WHAT THIS TASK INVOLVES: Go over the data and keep only the lines that include "true".

(Data excerpts)

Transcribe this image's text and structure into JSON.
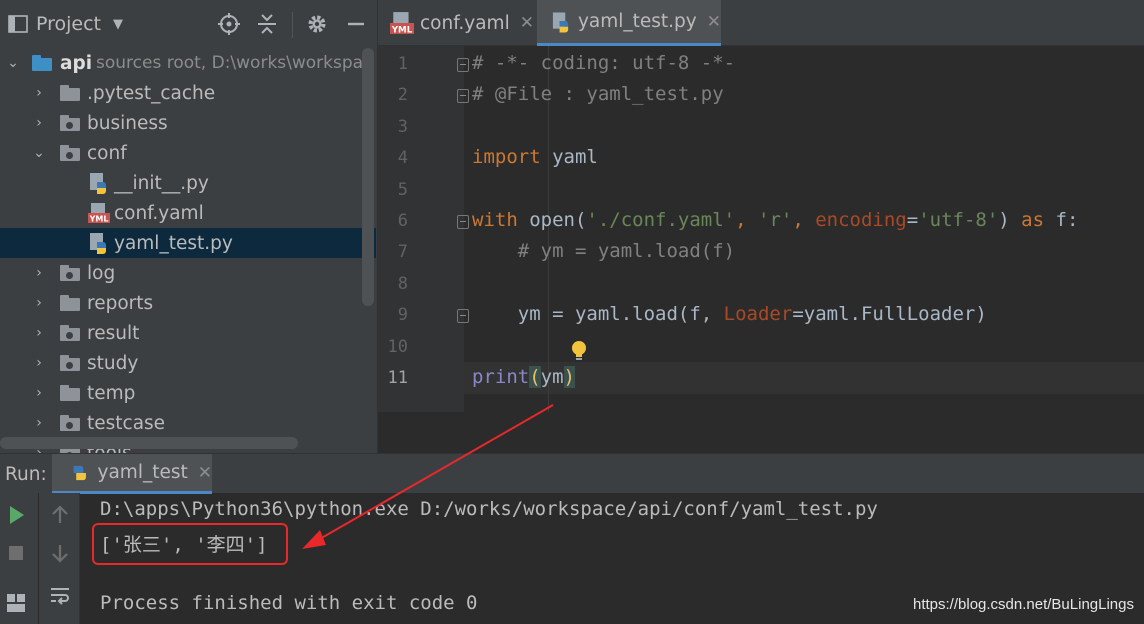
{
  "project_panel": {
    "title": "Project",
    "dropdown_icon": "caret-down-icon",
    "header_icons": [
      "locate-target-icon",
      "collapse-all-icon",
      "settings-gear-icon",
      "minimize-icon"
    ],
    "root": {
      "name": "api",
      "hint": "sources root,  D:\\works\\workspac"
    },
    "tree": [
      {
        "name": ".pytest_cache",
        "kind": "folder",
        "expanded": false
      },
      {
        "name": "business",
        "kind": "package",
        "expanded": false
      },
      {
        "name": "conf",
        "kind": "package",
        "expanded": true
      },
      {
        "name": "__init__.py",
        "kind": "python-file"
      },
      {
        "name": "conf.yaml",
        "kind": "yaml-file"
      },
      {
        "name": "yaml_test.py",
        "kind": "python-file",
        "selected": true
      },
      {
        "name": "log",
        "kind": "package",
        "expanded": false
      },
      {
        "name": "reports",
        "kind": "folder",
        "expanded": false
      },
      {
        "name": "result",
        "kind": "package",
        "expanded": false
      },
      {
        "name": "study",
        "kind": "package",
        "expanded": false
      },
      {
        "name": "temp",
        "kind": "folder",
        "expanded": false
      },
      {
        "name": "testcase",
        "kind": "package",
        "expanded": false
      },
      {
        "name": "tools",
        "kind": "package",
        "expanded": false
      }
    ]
  },
  "editor": {
    "tabs": [
      {
        "label": "conf.yaml",
        "close": "✕",
        "active": false
      },
      {
        "label": "yaml_test.py",
        "close": "✕",
        "active": true
      }
    ],
    "line_numbers": [
      "1",
      "2",
      "3",
      "4",
      "5",
      "6",
      "7",
      "8",
      "9",
      "10",
      "11"
    ],
    "current_line": "11",
    "lines": {
      "l1": "# -*- coding: utf-8 -*-",
      "l2": "# @File : yaml_test.py",
      "l4_kw": "import",
      "l4_rest": " yaml",
      "l6_kw": "with",
      "l6_a": " open(",
      "l6_s1": "'./conf.yaml'",
      "l6_b": ", ",
      "l6_s2": "'r'",
      "l6_c": ", ",
      "l6_p": "encoding",
      "l6_d": "=",
      "l6_s3": "'utf-8'",
      "l6_e": ") ",
      "l6_kw2": "as",
      "l6_f": " f:",
      "l7": "    # ym = yaml.load(f)",
      "l9_a": "    ym = yaml.load(f, ",
      "l9_p": "Loader",
      "l9_b": "=yaml.FullLoader)",
      "l11_fn": "print",
      "l11_o": "(",
      "l11_v": "ym",
      "l11_c": ")"
    }
  },
  "run_panel": {
    "label": "Run:",
    "tab_label": "yaml_test",
    "tab_close": "✕",
    "console": [
      "D:\\apps\\Python36\\python.exe D:/works/workspace/api/conf/yaml_test.py",
      "['张三', '李四']",
      "",
      "Process finished with exit code 0"
    ],
    "toolbar_icons": [
      "run-icon",
      "stop-icon",
      "up-arrow-icon",
      "down-arrow-icon",
      "soft-wrap-icon",
      "layout-icon"
    ]
  },
  "annotation": {
    "color": "#e8282b"
  },
  "watermark": "https://blog.csdn.net/BuLingLings"
}
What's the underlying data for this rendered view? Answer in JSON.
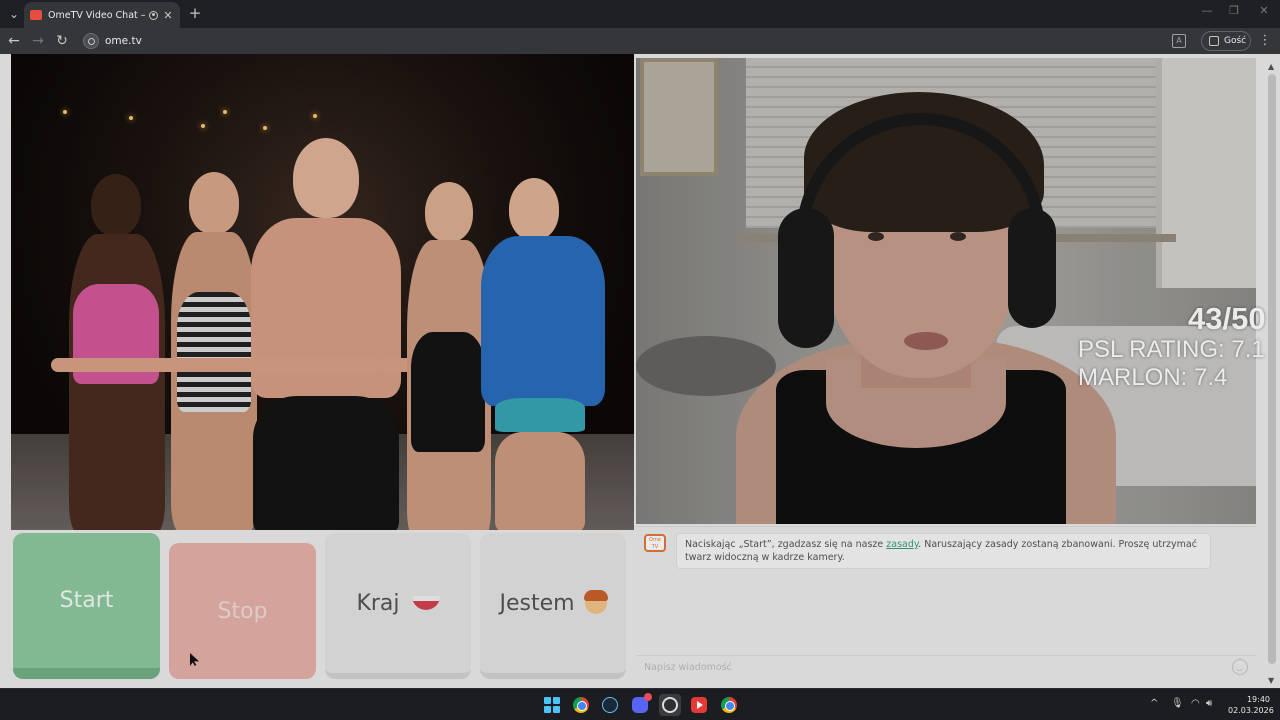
{
  "browser": {
    "tab_title": "OmeTV Video Chat — Ome",
    "url": "ome.tv",
    "profile_label": "Gość"
  },
  "video": {
    "overlay": {
      "score": "43/50",
      "psl_rating": "PSL RATING: 7.1",
      "marlon": "MARLON: 7.4"
    }
  },
  "controls": {
    "start_label": "Start",
    "stop_label": "Stop",
    "country_label": "Kraj",
    "gender_label": "Jestem"
  },
  "chat": {
    "logo_text": "Ome TV",
    "message_before_link": "Naciskając „Start”, zgadzasz się na nasze ",
    "link_text": "zasady",
    "message_after_link": ". Naruszający zasady zostaną zbanowani. Proszę utrzymać twarz widoczną w kadrze kamery.",
    "input_placeholder": "Napisz wiadomość"
  },
  "taskbar": {
    "time": "19:40",
    "date": "02.03.2026",
    "discord_badge": "1"
  },
  "colors": {
    "start_button": "#8ec9a0",
    "stop_button": "#e7b1a9",
    "link": "#3aa07a"
  }
}
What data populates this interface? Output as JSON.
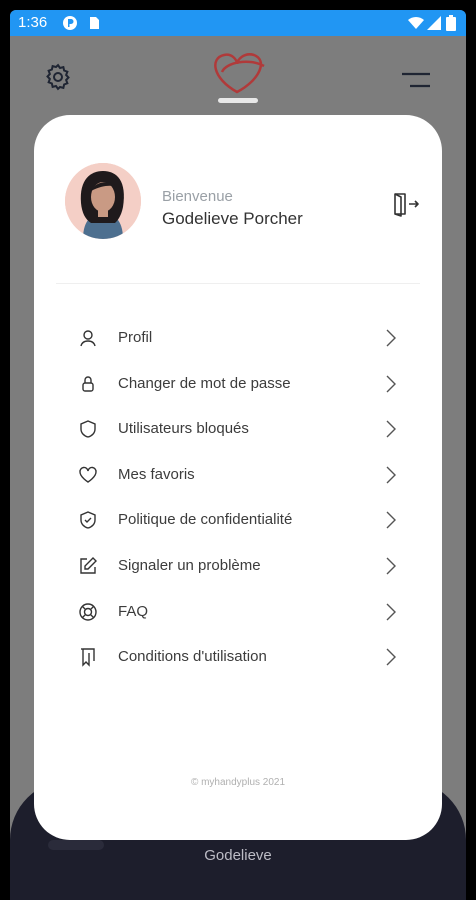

WRITTEN ANSWER:
        "expanded": true
        "selected": true
        "active": true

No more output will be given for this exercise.